Local Planning Policy

Ashford Local Plan to 2030

Ashford Borough Council has adopted a new Local Plan for the borough. This document forms part of the Development Plan and sets out the planning policies and allocates land across the borough to accommodate new houses and jobs up to 2030.

The Development Plan for Ashford borough comprises the following documents: Ashford Local Plan 2030 (adopted February 2019), along with the Chilmington Green Area Action Plan (2013), the Wye Neighbourhood Plan (2016), the Pluckley Neighbourhood Plan (2017) and the Kent Minerals and Waste Local Plan (2016).

Designated neighbourhood areas

Neighbourhood Plans once 'made' i.e. adopted, become part of the statutory development plan for that area and the local planning authority (Ashford Borough Council) will be used in determining planning applications in the following parishes within Ashford borough:

  1. Wye Neighbourhood Plan
  2. Pluckley Neighbourhood Plan

The following parishes within Ashford borough are designated formally as 'neighbourhood areas' under the Localism Act (2011), and are in the process of developing their neighbourhood plans.

  1. Bethersden Neighbourhood Plan
  2. Boughton Aluph and Eastwell Neighbourhood Plan
  3. Charing Neighbourhood Plan
  4. Egerton Neighbourhood Plan
  5. Hothfield Neighbourhood Plan
  6. Rolvenden Neighbourhood Plan
  7. Tenterden Neighbourhood Plan

A neighbourhood plan may only be prepared and submitted for examination by a qualifying body, which in parished areas is the parish or town council. The National Planning Policy Framework (NPPF) states (para. 29) that 'Neighbourhood planning gives communities the power to develop a shared vision for their area. Neighbourhood plans can shape, direct and help to deliver sustainable development, by influencing local planning decisions as part of the statutory development plan' Furthermore, the NPPF states that 'Neighbourhood plans should not promote less development than set out in the strategic policies for the area, or undermine those strategic policies'.

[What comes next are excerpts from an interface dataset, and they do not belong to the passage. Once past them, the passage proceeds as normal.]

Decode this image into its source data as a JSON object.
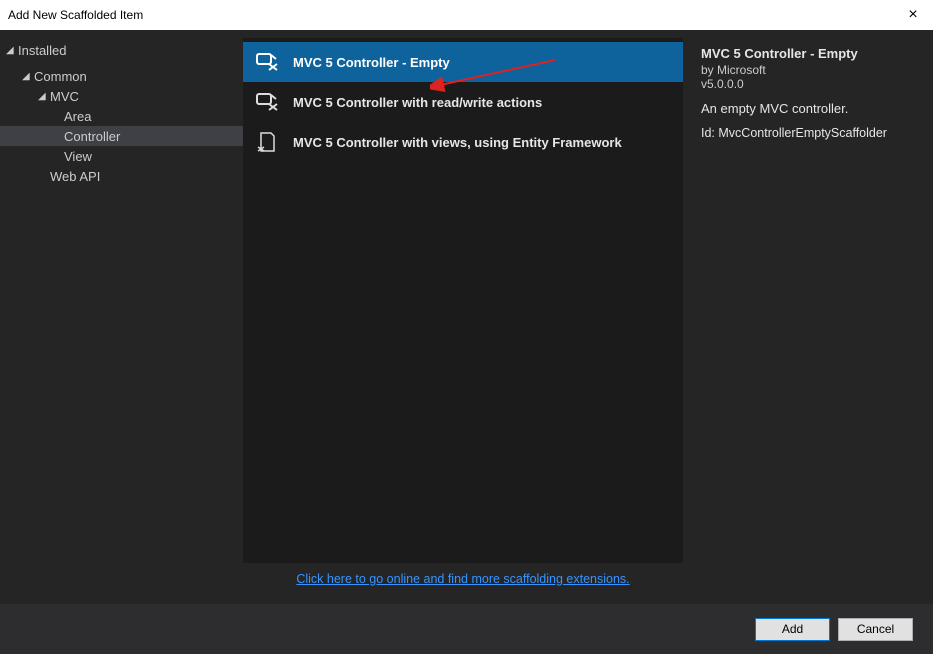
{
  "title": "Add New Scaffolded Item",
  "sidebar": {
    "root": "Installed",
    "items": {
      "common": "Common",
      "mvc": "MVC",
      "area": "Area",
      "controller": "Controller",
      "view": "View",
      "webapi": "Web API"
    }
  },
  "list": {
    "items": [
      {
        "label": "MVC 5 Controller - Empty"
      },
      {
        "label": "MVC 5 Controller with read/write actions"
      },
      {
        "label": "MVC 5 Controller with views, using Entity Framework"
      }
    ]
  },
  "details": {
    "title": "MVC 5 Controller - Empty",
    "by": "by Microsoft",
    "version": "v5.0.0.0",
    "desc": "An empty MVC controller.",
    "id_label": "Id:",
    "id_value": "MvcControllerEmptyScaffolder"
  },
  "link": "Click here to go online and find more scaffolding extensions.",
  "buttons": {
    "add": "Add",
    "cancel": "Cancel"
  }
}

The Parish Council aims to achieve the best possible outcome from each development and welcomes informal, pre-application consultations and encourages developers to make contact.

National Planning Policy

The National Planning Policy Framework (NPPF), revised in February 2019, sets out the government's planning policies for England and how these are expected to be applied.

The opening paragraphs in the NPPF provide an introduction:

'1. The National Planning Policy Framework sets out the Government's planning policies for England and how these should be applied. It provides a framework within which locally-prepared plans for housing and other development can be produced.

2. Planning law requires that applications for planning permission be determined in accordance with the development plan [which includes all local plans and neighbourhood plans that are in force], unless material considerations indicate otherwise. The National Planning Policy Framework must be taken into account in preparing the development plan, and is a material consideration in planning decisions. Planning policies and decisions must also reflect relevant international obligations and statutory requirements.

3. The Framework should be read as a whole (including its footnotes and annexes). General references to planning policies in the Framework should be applied in a way that is appropriate to the type of plan being produced, taking into account policy on plan-making in chapter 3.'

NB. The planning law reference in paragraph 2 above, is Section 38(6) of the Planning and Compulsory Purchase Act 2004 and section 70(2) of the Town and Country Planning Act 1990.